|U.S. Classification||327/542, 327/539, 323/317, 307/32, 326/126, 455/73, 330/288, 327/576|
|International Classification||G05F3/22, H03K19/00, H03F1/30|
|Cooperative Classification||Y10T307/414, G05F3/22|
|11 May 1984||AS||Assignment|
Owner name: CSELT-CENTRO STUDI E LABORATORI TLECOMUNICAZIONI S
Free format text: ASSIGNMENT OF ASSIGNORS INTEREST.;ASSIGNORS:GIORGETTA, VALERIO;POLETTA, VANNI;SARTORI, MARIO;AND OTHERS;REEL/FRAME:004260/0599

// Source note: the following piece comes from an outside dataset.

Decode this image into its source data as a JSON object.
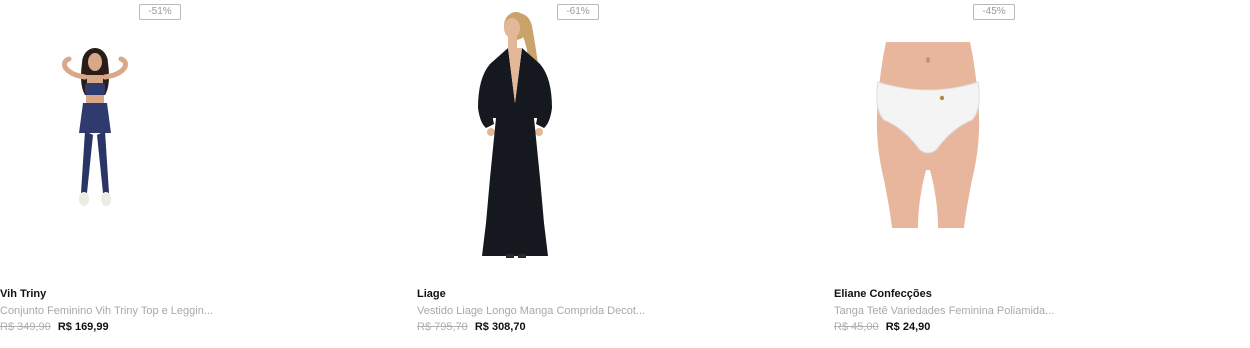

Effective date: 19840508
|15 Jan 1991||REMI||Maintenance fee reminder mailed|
|10 Apr 1991||SULP||Surcharge for late payment|
|10 Apr 1991||FPAY||Fee payment|
Year of fee payment: 4
|24 Jan 1995||REMI||Maintenance fee reminder mailed|
|18 Jun 1995||LAPS||Lapse for failure to pay maintenance fees|
|29 Aug 1995||FP||Expired due to failure to pay maintenance fee|
Effective date: 19950621